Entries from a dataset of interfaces
------------------------------

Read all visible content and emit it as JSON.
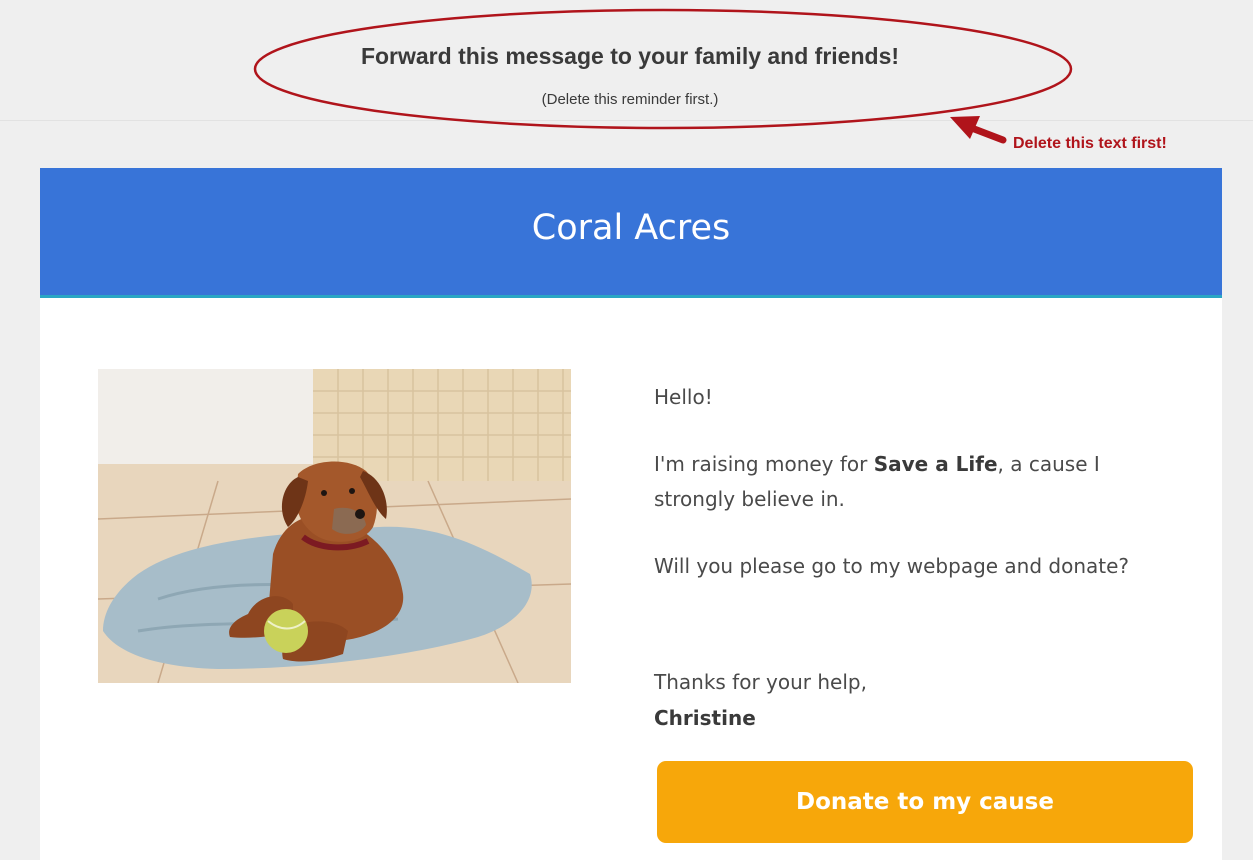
{
  "reminder": {
    "title": "Forward this message to your family and friends!",
    "subtitle": "(Delete this reminder first.)",
    "annotation": "Delete this text first!"
  },
  "email": {
    "header_title": "Coral Acres",
    "greeting": "Hello!",
    "p1_before": "I'm raising money for ",
    "p1_cause": "Save a Life",
    "p1_after": ", a cause I strongly believe in.",
    "p2": "Will you please go to my webpage and donate?",
    "closing": "Thanks for your help,",
    "signature": "Christine",
    "donate_label": "Donate to my cause"
  },
  "colors": {
    "header_bg": "#3874d8",
    "button_bg": "#f7a70a",
    "annotation_red": "#b0141b"
  },
  "icons": {
    "annotation_arrow": "arrow-left-up-icon",
    "annotation_ellipse": "highlight-ellipse"
  }
}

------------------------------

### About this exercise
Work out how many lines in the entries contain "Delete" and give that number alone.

### Exercise answer
2